Arising organically from his music and his mindfulness practice, Phillip designed and teaches Radical Quiet in the University of Utah’s Honors College (and also periodically offers a similar but shorter public course; if interested).

“If you look at zero you see nothing, but look through it and you will see the world.”

Mathematician Robert Kaplan, The Nothing That Is: A Natural History of Zero, Your Content Goes Here

As a counterbalance to the loud and fast modes so predominant in today’s society, Radical Quiet proposes, explores and develops vital alternatives: quiet and slow ways of living, learning and appreciating our lives and the world around us.

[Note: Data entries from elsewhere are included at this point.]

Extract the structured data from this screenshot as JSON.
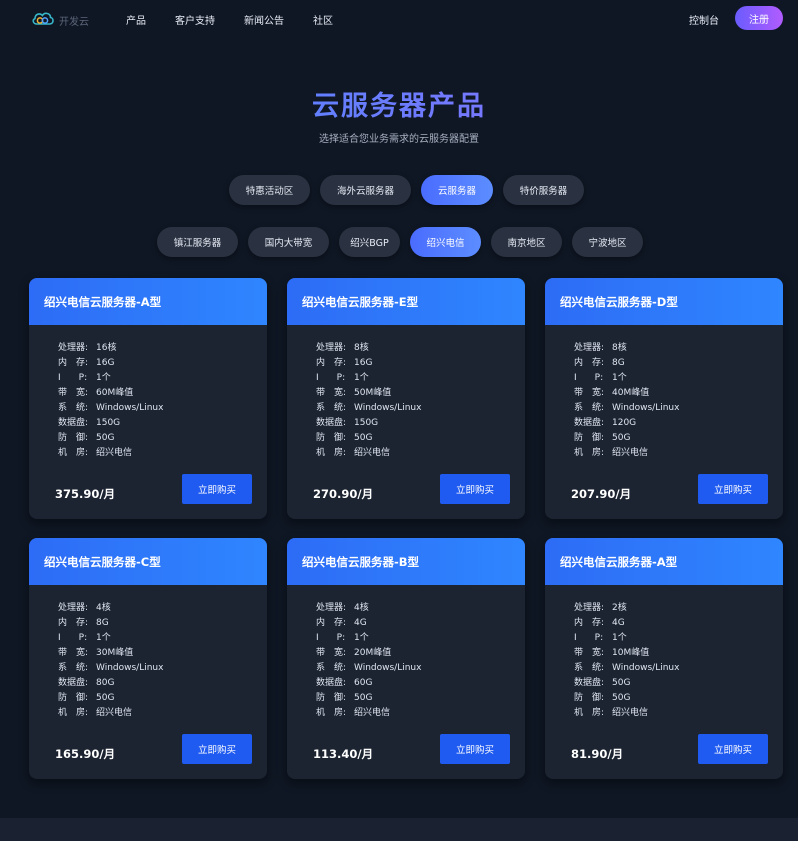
{
  "header": {
    "logo_text": "开发云",
    "nav": [
      "产品",
      "客户支持",
      "新闻公告",
      "社区"
    ],
    "console": "控制台",
    "register": "注册"
  },
  "hero": {
    "title": "云服务器产品",
    "subtitle": "选择适合您业务需求的云服务器配置"
  },
  "categories": [
    "特惠活动区",
    "海外云服务器",
    "云服务器",
    "特价服务器"
  ],
  "regions": [
    "镇江服务器",
    "国内大带宽",
    "绍兴BGP",
    "绍兴电信",
    "南京地区",
    "宁波地区"
  ],
  "active": {
    "category": "云服务器",
    "region": "绍兴电信"
  },
  "spec_labels": [
    "处理器:",
    "内　存:",
    "I　　P:",
    "带　宽:",
    "系　统:",
    "数据盘:",
    "防　御:",
    "机　房:"
  ],
  "buy_label": "立即购买",
  "products": [
    {
      "title": "绍兴电信云服务器-A型",
      "specs": [
        "16核",
        "16G",
        "1个",
        "60M峰值",
        "Windows/Linux",
        "150G",
        "50G",
        "绍兴电信"
      ],
      "price": "375.90/月"
    },
    {
      "title": "绍兴电信云服务器-E型",
      "specs": [
        "8核",
        "16G",
        "1个",
        "50M峰值",
        "Windows/Linux",
        "150G",
        "50G",
        "绍兴电信"
      ],
      "price": "270.90/月"
    },
    {
      "title": "绍兴电信云服务器-D型",
      "specs": [
        "8核",
        "8G",
        "1个",
        "40M峰值",
        "Windows/Linux",
        "120G",
        "50G",
        "绍兴电信"
      ],
      "price": "207.90/月"
    },
    {
      "title": "绍兴电信云服务器-C型",
      "specs": [
        "4核",
        "8G",
        "1个",
        "30M峰值",
        "Windows/Linux",
        "80G",
        "50G",
        "绍兴电信"
      ],
      "price": "165.90/月"
    },
    {
      "title": "绍兴电信云服务器-B型",
      "specs": [
        "4核",
        "4G",
        "1个",
        "20M峰值",
        "Windows/Linux",
        "60G",
        "50G",
        "绍兴电信"
      ],
      "price": "113.40/月"
    },
    {
      "title": "绍兴电信云服务器-A型",
      "specs": [
        "2核",
        "4G",
        "1个",
        "10M峰值",
        "Windows/Linux",
        "50G",
        "50G",
        "绍兴电信"
      ],
      "price": "81.90/月"
    }
  ]
}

This course digs down to the radical root—the fundamental quality, meaning and aesthetics—of quiet. We curate and cultivate a quiet that is not small, contained, weak or separate, but rather a quiet that is big, all-embracing, powerful and pervasive.

We seek not the absence of sound but the presence of awareness.

Our awareness will grow through the daily practice of mindfulness. Based on this foundation we will develop critical, creative and interpretive skills through deep listening (to sounds and music), slow looking (at art) and contemplative reading (of literature). Silence will be our teacher; music will include “the space between the notes” (Claude Debussy); and artistic concepts, structures and forms will be the architecture for our learning and experience.

Cross-cutting themes will include:

  • 1. The quiet power of introspection and contemplation.

  • 2. The Japanese concept of Ma (respect for pauses in time and emptiness in space)

  • 3. The capability of “being in uncertainties, mysteries, doubts” (Negative Capability, John Keats)
  • 4. The environmental and social effects of noise

  • 5. The cultivation of quiet “as an act of political resistance to the attention economy” (How to Do Nothing, Jenny Odell)
  • 6. The skill and practice of listening (to ourselves and others)

Radical Quiet offers a “space both to be and to become” (Parker Palmer) and cultivates a classroom that equally values speaking and listening, so that each student may know in deep, profound and valuable ways.

Whether looking at art, dance, landscape or life, whether hearing music, nature or the sounds of the city, our goal is to “see with fresh eyes” and hear with fresh ears, to “turn the everyday flow of perception into an act of discovery” (Slow Looking, Shari Tishman), and to become “completely aware of being alive” (How to Do Nothing, Jenny Odell).